▶ **Exercise prompt**
Whenever a line in the listing contains "time", copy that line.

** Opening Source data block **

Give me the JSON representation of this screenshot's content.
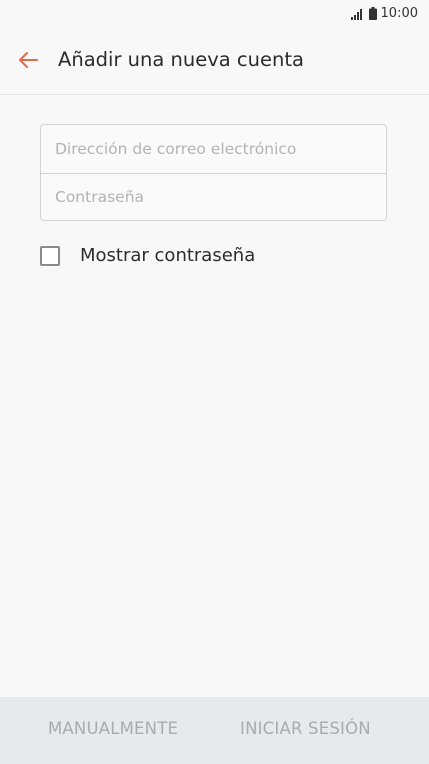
{
  "status_bar": {
    "time": "10:00"
  },
  "header": {
    "title": "Añadir una nueva cuenta",
    "back_icon": "arrow-left-icon",
    "accent_color": "#e06a4a"
  },
  "form": {
    "email_placeholder": "Dirección de correo electrónico",
    "email_value": "",
    "password_placeholder": "Contraseña",
    "password_value": ""
  },
  "show_password": {
    "label": "Mostrar contraseña",
    "checked": false
  },
  "bottom_bar": {
    "manual_label": "MANUALMENTE",
    "login_label": "INICIAR SESIÓN"
  }
}
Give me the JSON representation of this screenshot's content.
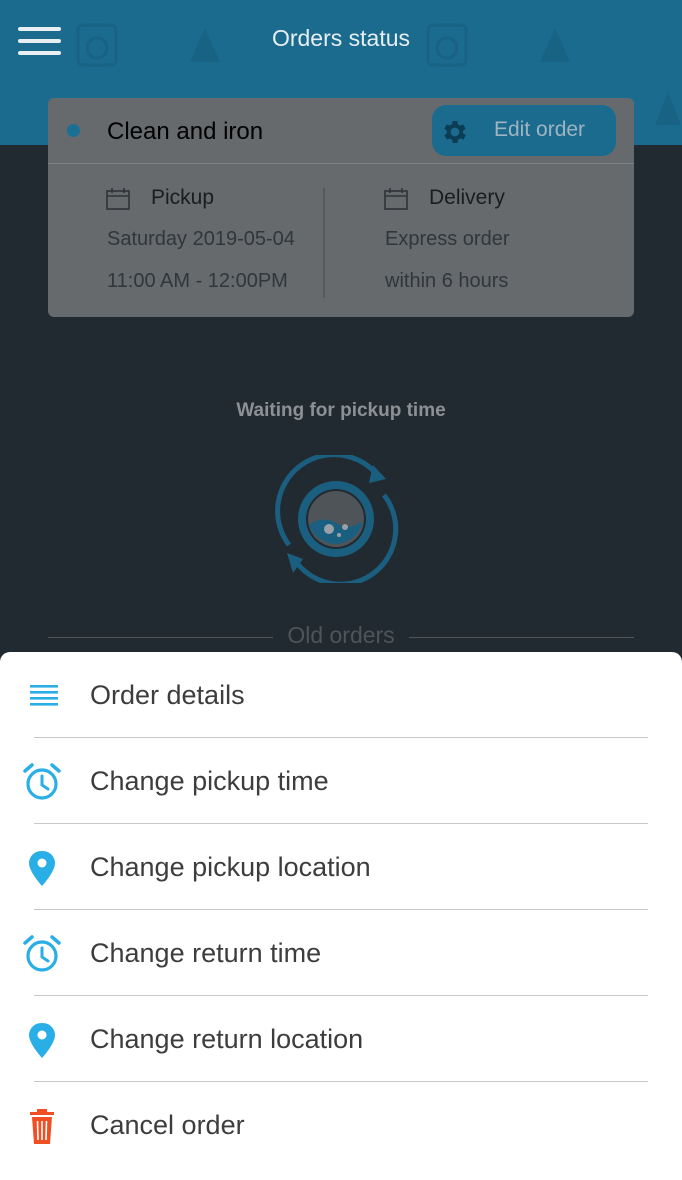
{
  "header": {
    "title": "Orders status",
    "color": "#1b6b8f"
  },
  "order": {
    "service": "Clean and iron",
    "edit_label": "Edit order",
    "pickup": {
      "label": "Pickup",
      "date": "Saturday 2019-05-04",
      "time": "11:00 AM - 12:00PM"
    },
    "delivery": {
      "label": "Delivery",
      "line1": "Express order",
      "line2": "within 6 hours"
    }
  },
  "status": {
    "text": "Waiting for pickup time",
    "icon": "washing-machine-refresh-icon"
  },
  "old_orders_label": "Old orders",
  "menu": {
    "accent": "#2aaee6",
    "danger": "#f04e23",
    "items": [
      {
        "label": "Order details",
        "icon": "list-icon"
      },
      {
        "label": "Change pickup time",
        "icon": "alarm-clock-icon"
      },
      {
        "label": "Change pickup location",
        "icon": "location-pin-icon"
      },
      {
        "label": "Change return time",
        "icon": "alarm-clock-icon"
      },
      {
        "label": "Change return location",
        "icon": "location-pin-icon"
      },
      {
        "label": "Cancel order",
        "icon": "trash-icon"
      }
    ]
  }
}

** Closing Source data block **

▶ **Solution**
    "time": "10:00"
      "time": "11:00 AM - 12:00PM"
    "text": "Waiting for pickup time",
        "label": "Change pickup time",
        "label": "Change return time",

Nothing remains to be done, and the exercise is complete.